Establish the number of lines below that contain the string "unknown". State that number alone.
*** Material for the task ***
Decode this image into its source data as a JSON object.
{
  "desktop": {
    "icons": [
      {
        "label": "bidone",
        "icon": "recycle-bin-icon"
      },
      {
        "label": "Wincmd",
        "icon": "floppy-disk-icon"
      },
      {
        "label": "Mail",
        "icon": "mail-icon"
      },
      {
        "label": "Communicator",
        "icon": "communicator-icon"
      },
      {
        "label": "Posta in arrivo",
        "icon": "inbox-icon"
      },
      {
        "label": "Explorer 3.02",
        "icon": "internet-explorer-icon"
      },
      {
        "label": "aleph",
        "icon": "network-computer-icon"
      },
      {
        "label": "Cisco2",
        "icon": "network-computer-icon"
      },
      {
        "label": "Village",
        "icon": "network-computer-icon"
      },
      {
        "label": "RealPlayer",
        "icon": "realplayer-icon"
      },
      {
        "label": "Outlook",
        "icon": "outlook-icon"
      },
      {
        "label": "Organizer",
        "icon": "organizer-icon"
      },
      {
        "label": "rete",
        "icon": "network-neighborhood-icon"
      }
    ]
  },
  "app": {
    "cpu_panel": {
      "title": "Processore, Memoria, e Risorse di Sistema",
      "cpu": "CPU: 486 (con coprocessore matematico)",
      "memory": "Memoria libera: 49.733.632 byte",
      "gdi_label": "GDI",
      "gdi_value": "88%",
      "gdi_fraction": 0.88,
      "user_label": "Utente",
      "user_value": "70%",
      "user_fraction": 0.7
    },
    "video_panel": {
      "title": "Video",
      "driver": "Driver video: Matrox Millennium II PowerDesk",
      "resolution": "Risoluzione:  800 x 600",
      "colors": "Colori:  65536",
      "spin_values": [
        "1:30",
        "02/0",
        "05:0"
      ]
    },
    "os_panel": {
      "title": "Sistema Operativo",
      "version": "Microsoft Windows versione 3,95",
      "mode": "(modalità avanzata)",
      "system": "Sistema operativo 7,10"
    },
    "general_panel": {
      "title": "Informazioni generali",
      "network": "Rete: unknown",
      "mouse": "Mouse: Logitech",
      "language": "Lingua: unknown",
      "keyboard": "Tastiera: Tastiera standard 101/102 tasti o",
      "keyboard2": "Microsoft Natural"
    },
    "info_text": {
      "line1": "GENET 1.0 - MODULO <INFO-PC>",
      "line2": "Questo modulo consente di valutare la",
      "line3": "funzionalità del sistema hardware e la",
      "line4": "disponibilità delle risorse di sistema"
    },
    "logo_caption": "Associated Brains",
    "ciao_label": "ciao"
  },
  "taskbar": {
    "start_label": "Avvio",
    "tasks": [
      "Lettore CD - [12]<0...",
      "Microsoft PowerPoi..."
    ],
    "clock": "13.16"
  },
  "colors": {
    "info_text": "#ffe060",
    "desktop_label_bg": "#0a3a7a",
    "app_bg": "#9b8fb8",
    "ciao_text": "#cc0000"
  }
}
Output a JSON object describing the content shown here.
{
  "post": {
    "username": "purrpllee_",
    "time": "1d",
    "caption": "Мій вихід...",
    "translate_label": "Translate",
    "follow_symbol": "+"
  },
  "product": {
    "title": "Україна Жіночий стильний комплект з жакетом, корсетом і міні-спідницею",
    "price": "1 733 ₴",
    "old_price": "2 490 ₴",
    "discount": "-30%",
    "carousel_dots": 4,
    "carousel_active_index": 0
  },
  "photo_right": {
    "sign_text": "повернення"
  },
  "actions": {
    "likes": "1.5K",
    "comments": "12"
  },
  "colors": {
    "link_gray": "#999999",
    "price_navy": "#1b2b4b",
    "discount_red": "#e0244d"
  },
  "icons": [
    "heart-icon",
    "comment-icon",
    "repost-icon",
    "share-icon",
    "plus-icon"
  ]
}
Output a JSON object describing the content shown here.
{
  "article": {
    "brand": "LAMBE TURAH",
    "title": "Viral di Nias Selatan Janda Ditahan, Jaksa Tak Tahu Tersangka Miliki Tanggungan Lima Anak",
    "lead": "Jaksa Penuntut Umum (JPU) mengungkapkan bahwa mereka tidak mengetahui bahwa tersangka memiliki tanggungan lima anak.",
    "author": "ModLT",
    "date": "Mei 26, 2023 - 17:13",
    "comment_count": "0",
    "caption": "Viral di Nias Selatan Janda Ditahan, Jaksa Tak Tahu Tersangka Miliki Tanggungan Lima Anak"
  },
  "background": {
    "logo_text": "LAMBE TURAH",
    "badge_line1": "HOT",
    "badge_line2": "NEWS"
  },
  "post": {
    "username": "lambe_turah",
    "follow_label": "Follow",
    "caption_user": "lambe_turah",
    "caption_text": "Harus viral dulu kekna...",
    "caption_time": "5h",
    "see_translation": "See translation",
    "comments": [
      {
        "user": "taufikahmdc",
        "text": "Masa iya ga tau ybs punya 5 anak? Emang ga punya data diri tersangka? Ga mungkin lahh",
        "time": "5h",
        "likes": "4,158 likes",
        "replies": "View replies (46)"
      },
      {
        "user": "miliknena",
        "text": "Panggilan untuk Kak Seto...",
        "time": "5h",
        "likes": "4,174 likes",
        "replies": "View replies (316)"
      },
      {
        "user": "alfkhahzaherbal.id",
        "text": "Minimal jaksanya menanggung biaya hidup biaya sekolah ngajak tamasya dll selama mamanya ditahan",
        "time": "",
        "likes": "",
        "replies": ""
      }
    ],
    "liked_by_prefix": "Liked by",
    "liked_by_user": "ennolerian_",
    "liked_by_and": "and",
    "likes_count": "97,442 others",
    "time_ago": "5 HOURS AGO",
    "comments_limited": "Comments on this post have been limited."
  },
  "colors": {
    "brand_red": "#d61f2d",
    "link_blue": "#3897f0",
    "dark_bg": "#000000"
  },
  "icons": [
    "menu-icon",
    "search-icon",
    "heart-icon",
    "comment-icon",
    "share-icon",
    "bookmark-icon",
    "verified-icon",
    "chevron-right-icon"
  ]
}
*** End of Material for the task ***
* Solution to this exercise
2